A good relationship is critical because the strategy and needs of any business will evolve over time. Technology is flexible and can do many things, but if it is to be optimised for the changing needs of the business, it is essential that both parties understand those needs. So you don’t buy a piece of technology, switch it on and get value. It has to be embedded into the business and adapted to meet the way the business operates.
I’d go so far as to say maritime technology is entering a different paradigm. It used to be a large initial expense and thereafter the cost was minimised by ‘sweating’ the investment for many years. This meant suppliers struggled to maintain a revenue that was sufficient to maintain and evolve their technology into the future, leading to functionality gaps and security issues. The new SaaS paradigm means an ongoing subscription supports ongoing development of solutions. This means there is an ongoing investment in technology from both supplier and customer.
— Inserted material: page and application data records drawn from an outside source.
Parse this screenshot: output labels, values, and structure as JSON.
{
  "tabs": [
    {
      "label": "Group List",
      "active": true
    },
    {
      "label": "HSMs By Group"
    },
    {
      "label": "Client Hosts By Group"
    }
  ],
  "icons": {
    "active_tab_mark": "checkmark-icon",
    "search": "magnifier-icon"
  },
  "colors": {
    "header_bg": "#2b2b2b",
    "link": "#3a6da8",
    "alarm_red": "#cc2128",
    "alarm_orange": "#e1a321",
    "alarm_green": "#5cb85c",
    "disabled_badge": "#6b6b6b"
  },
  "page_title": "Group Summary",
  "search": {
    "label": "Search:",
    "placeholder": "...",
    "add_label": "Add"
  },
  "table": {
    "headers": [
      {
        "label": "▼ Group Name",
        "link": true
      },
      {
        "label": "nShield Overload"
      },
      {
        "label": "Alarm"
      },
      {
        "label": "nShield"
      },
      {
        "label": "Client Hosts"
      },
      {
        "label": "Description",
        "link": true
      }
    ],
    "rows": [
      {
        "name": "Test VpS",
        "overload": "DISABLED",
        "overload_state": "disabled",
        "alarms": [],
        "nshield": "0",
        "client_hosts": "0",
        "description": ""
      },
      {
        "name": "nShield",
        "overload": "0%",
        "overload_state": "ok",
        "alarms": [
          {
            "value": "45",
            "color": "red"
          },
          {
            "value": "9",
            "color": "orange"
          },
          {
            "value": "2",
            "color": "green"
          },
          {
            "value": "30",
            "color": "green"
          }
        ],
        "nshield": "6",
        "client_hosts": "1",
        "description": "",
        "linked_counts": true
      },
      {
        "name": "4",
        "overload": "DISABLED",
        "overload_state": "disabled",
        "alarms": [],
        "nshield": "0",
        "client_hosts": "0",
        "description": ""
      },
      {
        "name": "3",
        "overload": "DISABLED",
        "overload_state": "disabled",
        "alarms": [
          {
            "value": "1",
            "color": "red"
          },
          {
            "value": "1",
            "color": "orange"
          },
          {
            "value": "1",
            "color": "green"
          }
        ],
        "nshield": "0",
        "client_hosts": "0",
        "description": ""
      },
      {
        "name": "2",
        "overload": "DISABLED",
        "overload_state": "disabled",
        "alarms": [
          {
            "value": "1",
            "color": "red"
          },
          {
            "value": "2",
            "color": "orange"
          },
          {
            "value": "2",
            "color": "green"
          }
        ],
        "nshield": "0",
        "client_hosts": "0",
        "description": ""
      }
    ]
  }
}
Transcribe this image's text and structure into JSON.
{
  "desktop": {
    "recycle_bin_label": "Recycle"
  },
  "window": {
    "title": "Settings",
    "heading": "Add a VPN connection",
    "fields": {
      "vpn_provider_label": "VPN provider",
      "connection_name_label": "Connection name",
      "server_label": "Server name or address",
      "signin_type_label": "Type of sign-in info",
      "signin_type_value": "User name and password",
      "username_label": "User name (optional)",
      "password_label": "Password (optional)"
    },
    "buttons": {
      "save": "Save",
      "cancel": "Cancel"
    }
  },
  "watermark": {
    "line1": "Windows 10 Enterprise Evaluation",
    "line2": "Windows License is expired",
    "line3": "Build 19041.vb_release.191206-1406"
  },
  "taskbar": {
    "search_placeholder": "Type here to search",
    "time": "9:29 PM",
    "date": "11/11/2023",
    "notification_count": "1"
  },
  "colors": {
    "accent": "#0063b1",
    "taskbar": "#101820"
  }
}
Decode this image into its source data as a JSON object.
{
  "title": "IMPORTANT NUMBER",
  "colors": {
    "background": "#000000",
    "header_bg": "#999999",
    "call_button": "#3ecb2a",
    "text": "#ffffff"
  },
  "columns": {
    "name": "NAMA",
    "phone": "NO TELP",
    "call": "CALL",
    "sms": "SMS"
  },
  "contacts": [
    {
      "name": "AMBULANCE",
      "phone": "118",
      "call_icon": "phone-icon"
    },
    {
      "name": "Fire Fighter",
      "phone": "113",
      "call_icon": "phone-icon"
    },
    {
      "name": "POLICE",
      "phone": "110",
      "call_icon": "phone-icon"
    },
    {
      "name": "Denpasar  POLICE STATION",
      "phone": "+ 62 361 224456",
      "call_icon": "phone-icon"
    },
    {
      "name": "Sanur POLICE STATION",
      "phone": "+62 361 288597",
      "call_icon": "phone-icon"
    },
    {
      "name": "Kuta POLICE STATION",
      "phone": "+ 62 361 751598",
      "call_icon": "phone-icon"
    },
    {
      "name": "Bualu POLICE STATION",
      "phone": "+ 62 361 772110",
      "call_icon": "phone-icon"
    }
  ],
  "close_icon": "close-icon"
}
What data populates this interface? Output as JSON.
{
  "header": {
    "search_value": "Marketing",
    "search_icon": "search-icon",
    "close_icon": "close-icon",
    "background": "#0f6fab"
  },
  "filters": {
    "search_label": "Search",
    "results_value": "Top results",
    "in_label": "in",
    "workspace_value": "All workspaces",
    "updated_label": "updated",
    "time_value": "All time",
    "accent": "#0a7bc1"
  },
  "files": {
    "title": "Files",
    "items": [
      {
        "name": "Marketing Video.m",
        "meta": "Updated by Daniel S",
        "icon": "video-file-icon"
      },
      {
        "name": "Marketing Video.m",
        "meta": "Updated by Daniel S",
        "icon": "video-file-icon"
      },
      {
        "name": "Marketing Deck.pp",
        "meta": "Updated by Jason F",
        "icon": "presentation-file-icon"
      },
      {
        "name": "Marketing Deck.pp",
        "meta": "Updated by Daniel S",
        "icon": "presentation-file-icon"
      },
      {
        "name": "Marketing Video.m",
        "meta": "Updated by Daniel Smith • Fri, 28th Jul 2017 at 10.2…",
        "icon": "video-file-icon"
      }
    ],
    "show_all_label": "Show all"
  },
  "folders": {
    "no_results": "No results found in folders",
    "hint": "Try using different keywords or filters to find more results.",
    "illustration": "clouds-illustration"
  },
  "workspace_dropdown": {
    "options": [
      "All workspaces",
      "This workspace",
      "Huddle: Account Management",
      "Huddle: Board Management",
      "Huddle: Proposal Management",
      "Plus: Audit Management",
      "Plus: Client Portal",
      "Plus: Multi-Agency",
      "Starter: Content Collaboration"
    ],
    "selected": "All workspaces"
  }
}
It is down to the supplier to continue to prove added value to support the customers ongoing investment, which is why mutual understanding is so important.
The successful adoption of new technologies requires cooperative relationships, both between competing suppliers and between those suppliers and their customers
All six speakers on our panel agreed that the quality of data is key, but that data must also meet a clear business need. That means a well-defined digital strategy is essential to successful digital transformation. Perhaps the key message of our Posidonia session was that the successful adoption of new technologies requires cooperative relationships, both between competing suppliers and between those suppliers and their customers. It is never just a one-off transaction.
So ‘eating the elephant’ of digital transformation in shipping is less about splashing out on expensive new kit than establishing a mutually beneficial relationship with a suitable digital partner. To that end, it makes sense for everyone in the sector to maintain a dialogue, compare notes and begin to understand the different needs, strengths and weaknesses of the various players. Posidonia 2022 was a great opportunity to do just that, and my team and I are already looking forward to our next visit.